In 1961 Feiffer married Judith Sheftel, a film production and publishing executive. They had met through the British theatre critic Kenneth Tynan, hired by The New Yorker to review plays. The marriage ended in divorce in 1983. With his second wife, the journalist Jenny Allen, Feiffer cooperated on The Long Chalkboard (2006), for which he created the illustrations.
As political cartoonist Feiffer was particularly unyielding in his attack on President Johnson's Vietnam politics and on Richard Nixon, who was his most constant target. One strip showed President Johnson looking from his Oval Office at peace demonstrators, who are dragged away by the White House police. "Freedom of speech is one of our most precious liberties," says the president. "Yes, Mr. President," answers Dean Rusk. In 1986 Feiffer received the Pulitzer Prize in editorial cartooning and in 2006 he was honored with the Benjamin Franklin Creativity Laureate Award. After 40 years of work in The Village Voice, Feiffer left the magazine in a salary dispute. Disillusioned with political affairs, Feiffer stopped making political cartoons in the late 1990s.
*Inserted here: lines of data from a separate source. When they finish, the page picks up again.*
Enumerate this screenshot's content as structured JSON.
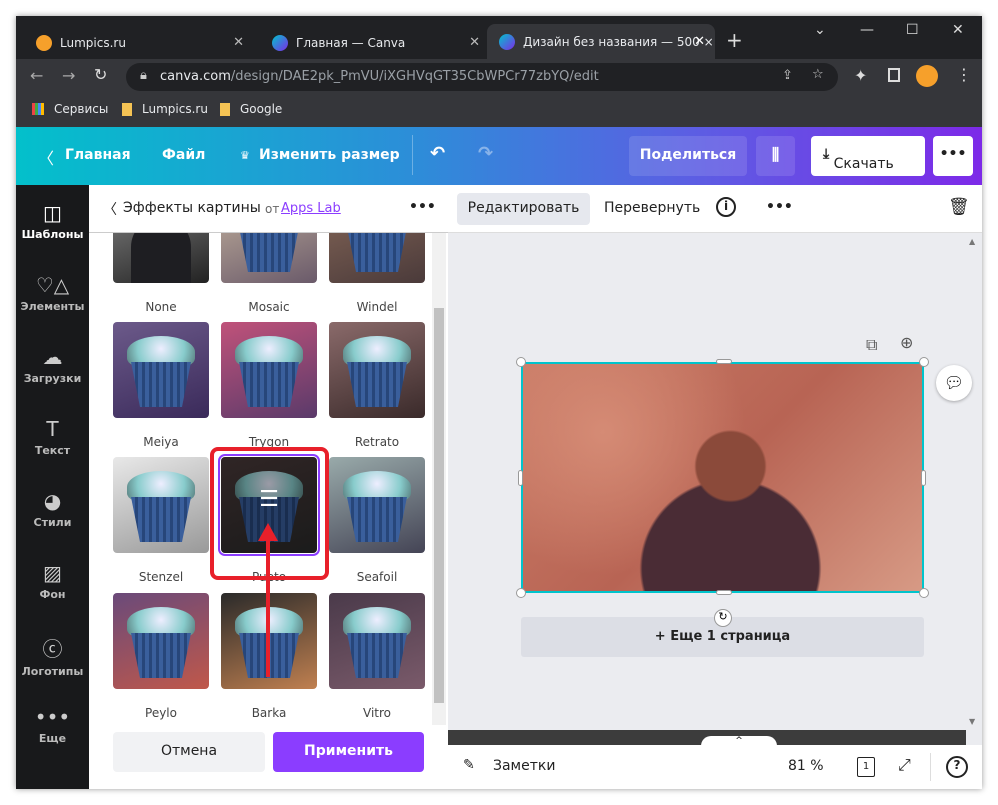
{
  "browser": {
    "tabs": [
      {
        "title": "Lumpics.ru"
      },
      {
        "title": "Главная — Canva"
      },
      {
        "title": "Дизайн без названия — 500 ×"
      }
    ],
    "url_host": "canva.com",
    "url_path": "/design/DAE2pk_PmVU/iXGHVqGT35CbWPCr77zbYQ/edit",
    "bookmarks": [
      "Сервисы",
      "Lumpics.ru",
      "Google"
    ]
  },
  "header": {
    "home": "Главная",
    "file": "Файл",
    "resize": "Изменить размер",
    "share": "Поделиться",
    "download": "Скачать"
  },
  "sidebar": {
    "items": [
      "Шаблоны",
      "Элементы",
      "Загрузки",
      "Текст",
      "Стили",
      "Фон",
      "Логотипы",
      "Еще"
    ]
  },
  "panel": {
    "title": "Эффекты картины",
    "by": "от",
    "author": "Apps Lab",
    "effects": [
      "None",
      "Mosaic",
      "Windel",
      "Meiya",
      "Trygon",
      "Retrato",
      "Stenzel",
      "Pueto",
      "Seafoil",
      "Peylo",
      "Barka",
      "Vitro"
    ],
    "selected": "Pueto",
    "cancel": "Отмена",
    "apply": "Применить"
  },
  "toolbar": {
    "edit": "Редактировать",
    "flip": "Перевернуть"
  },
  "canvas": {
    "add_page": "+ Еще 1 страница"
  },
  "footer": {
    "notes": "Заметки",
    "zoom": "81 %",
    "page": "1"
  },
  "colors": {
    "accent": "#8b3dff",
    "highlight": "#e8202a"
  }
}
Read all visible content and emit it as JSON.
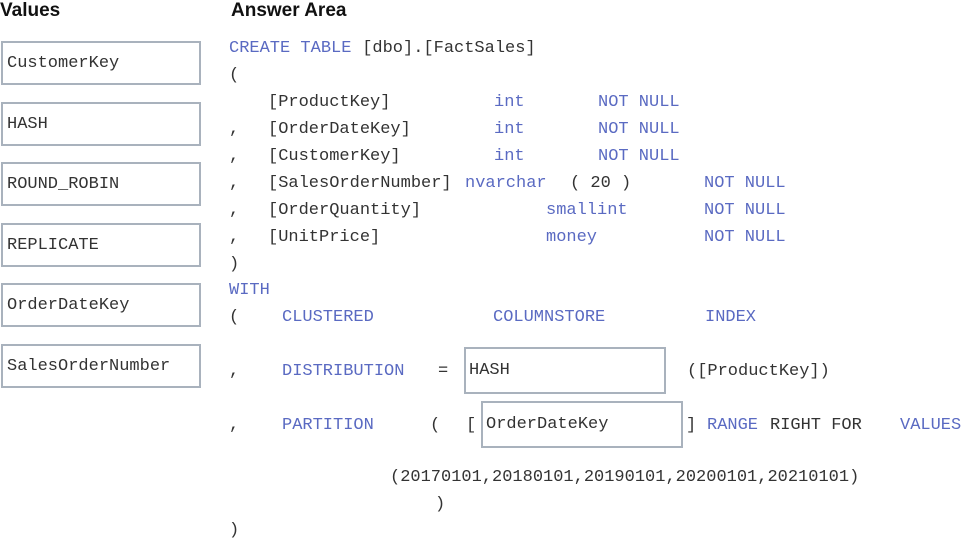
{
  "headings": {
    "values": "Values",
    "answer_area": "Answer Area"
  },
  "values": [
    "CustomerKey",
    "HASH",
    "ROUND_ROBIN",
    "REPLICATE",
    "OrderDateKey",
    "SalesOrderNumber"
  ],
  "code": {
    "create": "CREATE TABLE",
    "table_name": " [dbo].[FactSales]",
    "open_paren": "(",
    "close_paren": ")",
    "comma": ",",
    "columns": [
      {
        "name": "[ProductKey]",
        "type": "int",
        "null": "NOT NULL"
      },
      {
        "name": "[OrderDateKey]",
        "type": "int",
        "null": "NOT NULL"
      },
      {
        "name": "[CustomerKey]",
        "type": "int",
        "null": "NOT NULL"
      },
      {
        "name": "[SalesOrderNumber]",
        "type": "nvarchar",
        "type_arg": "( 20 )",
        "null": "NOT NULL"
      },
      {
        "name": "[OrderQuantity]",
        "type": "smallint",
        "null": "NOT NULL"
      },
      {
        "name": "[UnitPrice]",
        "type": "money",
        "null": "NOT NULL"
      }
    ],
    "with": "WITH",
    "clustered": "CLUSTERED",
    "columnstore": "COLUMNSTORE",
    "index": "INDEX",
    "distribution": "DISTRIBUTION",
    "equals": "=",
    "distribution_answer": "HASH",
    "distribution_column": "([ProductKey])",
    "partition": "PARTITION",
    "partition_open": "(",
    "bracket_open": "[",
    "partition_answer": "OrderDateKey",
    "bracket_close": "]",
    "range": "RANGE",
    "right_for": "RIGHT FOR",
    "values_kw": "VALUES",
    "range_values": "(20170101,20180101,20190101,20200101,20210101)",
    "partition_close": ")"
  }
}
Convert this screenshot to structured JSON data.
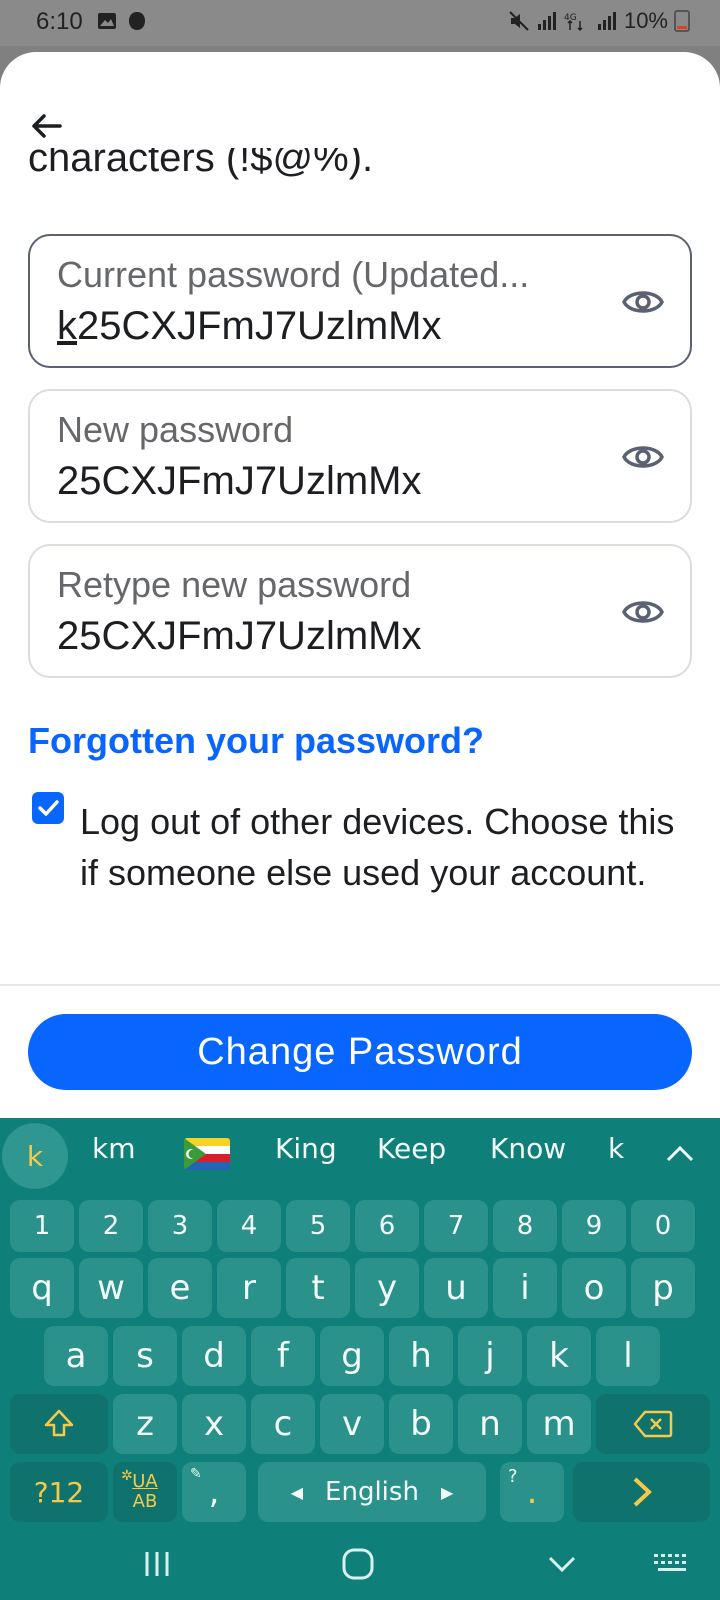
{
  "status_bar": {
    "time": "6:10",
    "battery": "10%"
  },
  "form": {
    "clipped_intro_text": "characters (!$@%).",
    "current_password": {
      "label": "Current password (Updated...",
      "value_first_char": "k",
      "value_rest": "25CXJFmJ7UzlmMx"
    },
    "new_password": {
      "label": "New password",
      "value": "25CXJFmJ7UzlmMx"
    },
    "retype_password": {
      "label": "Retype new password",
      "value": "25CXJFmJ7UzlmMx"
    },
    "forgot_link": "Forgotten your password?",
    "logout_checkbox": {
      "checked": true,
      "label": "Log out of other devices. Choose this if someone else used your account."
    },
    "submit_label": "Change Password"
  },
  "keyboard": {
    "suggestions": [
      "k",
      "km",
      "King",
      "Keep",
      "Know",
      "k"
    ],
    "number_row": [
      "1",
      "2",
      "3",
      "4",
      "5",
      "6",
      "7",
      "8",
      "9",
      "0"
    ],
    "row1": [
      "q",
      "w",
      "e",
      "r",
      "t",
      "y",
      "u",
      "i",
      "o",
      "p"
    ],
    "row2": [
      "a",
      "s",
      "d",
      "f",
      "g",
      "h",
      "j",
      "k",
      "l"
    ],
    "row3": [
      "z",
      "x",
      "c",
      "v",
      "b",
      "n",
      "m"
    ],
    "symbols_key": "?12",
    "lang_switch_top": "UA",
    "lang_switch_bottom": "AB",
    "comma": ",",
    "space_label": "English",
    "period": ".",
    "period_hint": "?",
    "accent_color": "#f7c948",
    "background_color": "#0f7f7a"
  },
  "colors": {
    "brand_blue": "#0866ff"
  }
}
For further reading: Out of Line: The Art of Jules Feiffer by Martha Fay, Jules Feiffer and Leonard S. Marcus (2013); 100 Years of American Newspaper Comics, ed. by Maurice Horn (1996); McGraw-Hill Encyclopedia of World Drama, Vol. 2, ed. by Stanley Hochman (1984)